Federer was ranked seventeenth when he entered the Australian Open this year, facing the top-ten-ranked Tomas Berdych as early as the fourth round. That put him into “match-play” form very early in a Slam as compared to previous years, when he’d enter ranked in the top three, not needing to face a top-ten opponent till the semifinal. Every draw has seemed frightening for Federer fans, but he has taken it up as a challenge to eliminate the higher-ranked players early, so that by the time he reaches the final he is beyond the anxiety and pressure of having to raise his game suddenly against a top player. As a result, his hoodoo against Nadal has seemed less consequential, and he has begun winning the bigger points and saving breaks far more often than he would have earlier. His low ranking, though, is no more; now he is back in the top five, ranked at four after his latest tournament victory. He could well be ranked one at age thirty-six in August, the way he’s going. But he wants more titles, not higher rankings.

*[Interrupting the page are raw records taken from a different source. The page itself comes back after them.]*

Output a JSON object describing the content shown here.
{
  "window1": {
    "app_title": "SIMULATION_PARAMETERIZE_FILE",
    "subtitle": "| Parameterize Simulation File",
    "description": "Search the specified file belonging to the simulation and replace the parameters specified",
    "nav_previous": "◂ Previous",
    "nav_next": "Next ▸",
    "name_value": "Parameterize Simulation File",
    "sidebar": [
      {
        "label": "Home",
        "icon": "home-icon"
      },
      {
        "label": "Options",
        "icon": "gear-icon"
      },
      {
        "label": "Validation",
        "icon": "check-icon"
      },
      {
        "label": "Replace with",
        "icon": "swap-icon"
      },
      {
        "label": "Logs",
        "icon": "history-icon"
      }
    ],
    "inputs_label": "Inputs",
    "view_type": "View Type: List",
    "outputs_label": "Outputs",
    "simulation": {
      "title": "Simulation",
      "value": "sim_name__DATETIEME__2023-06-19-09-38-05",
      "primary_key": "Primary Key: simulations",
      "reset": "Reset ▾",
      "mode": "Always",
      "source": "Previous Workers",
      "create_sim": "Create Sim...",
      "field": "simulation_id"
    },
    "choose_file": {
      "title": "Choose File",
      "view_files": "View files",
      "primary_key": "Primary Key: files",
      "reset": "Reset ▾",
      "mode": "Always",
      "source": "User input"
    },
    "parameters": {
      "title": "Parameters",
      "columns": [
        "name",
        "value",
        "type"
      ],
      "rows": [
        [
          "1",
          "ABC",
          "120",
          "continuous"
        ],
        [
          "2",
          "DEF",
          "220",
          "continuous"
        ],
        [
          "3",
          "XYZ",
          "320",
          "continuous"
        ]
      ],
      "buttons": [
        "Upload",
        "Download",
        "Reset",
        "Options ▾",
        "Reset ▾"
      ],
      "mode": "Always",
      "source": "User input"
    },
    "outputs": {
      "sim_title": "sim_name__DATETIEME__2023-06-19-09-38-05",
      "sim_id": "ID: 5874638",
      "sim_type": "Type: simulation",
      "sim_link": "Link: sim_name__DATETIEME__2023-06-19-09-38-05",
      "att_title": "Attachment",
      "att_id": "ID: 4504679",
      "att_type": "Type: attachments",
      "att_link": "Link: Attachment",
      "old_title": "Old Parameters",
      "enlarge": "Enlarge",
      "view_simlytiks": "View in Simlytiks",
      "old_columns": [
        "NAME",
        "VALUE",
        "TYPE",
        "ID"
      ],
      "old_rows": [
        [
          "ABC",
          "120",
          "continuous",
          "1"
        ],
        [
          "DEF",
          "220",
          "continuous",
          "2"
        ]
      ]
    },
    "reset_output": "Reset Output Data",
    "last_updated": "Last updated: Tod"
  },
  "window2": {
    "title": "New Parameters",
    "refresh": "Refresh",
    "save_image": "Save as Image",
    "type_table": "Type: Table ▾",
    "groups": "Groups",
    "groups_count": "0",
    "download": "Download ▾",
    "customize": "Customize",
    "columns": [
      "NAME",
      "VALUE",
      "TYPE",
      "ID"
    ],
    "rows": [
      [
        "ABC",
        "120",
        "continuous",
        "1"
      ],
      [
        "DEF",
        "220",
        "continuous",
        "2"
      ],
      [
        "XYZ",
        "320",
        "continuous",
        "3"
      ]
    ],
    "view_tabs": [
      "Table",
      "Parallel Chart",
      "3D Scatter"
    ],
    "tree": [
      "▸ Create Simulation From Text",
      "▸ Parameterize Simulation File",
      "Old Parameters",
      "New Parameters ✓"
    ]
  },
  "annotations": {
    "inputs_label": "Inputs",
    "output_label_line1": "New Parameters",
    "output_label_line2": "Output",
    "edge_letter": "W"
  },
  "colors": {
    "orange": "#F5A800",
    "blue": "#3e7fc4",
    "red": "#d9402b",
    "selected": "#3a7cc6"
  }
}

Moments after winning his third title of the year, and going 19-1 for the season already, Federer declared that he may miss the entire claycourt swing and play directly at the French Open at the end of May. That is a two-month layoff after a LOT of winning. But his body “needs healing” and he recognizes that he can only continue enjoy playing the tennis he is playing if he chooses his time carefully – instead of going after ranking points, as tempting as it may seem right now. He has climbed from seventeen to four since January, and will now miss the trifecta of claycourt European Masters tournaments at Monte Carlo, Madrid and Rome (he has never won at Rome). This decision could let him begin the French Open on fresh legs, though low on match-practice – a risk he is willing to take so that he can launch an all-out attack on the second half of the season, Wimbledon onwards. He wants Wimbledon badly, and he only has points to gain after that, because he missed the entire second-half of the season in 2016, as well as the claycourt swing. His semifinal appearances at Melbourne and Wimbledon were two of the only four he played all year. Nadal, though, will play every clay event over the next two months, hoping to build on his momentum – perhaps relieved that he may not have to face Federer on his own surface. Because a loss on clay would be damning – like Federer losing on grass to Nadal, as he did in the 2008 Wimbledon final.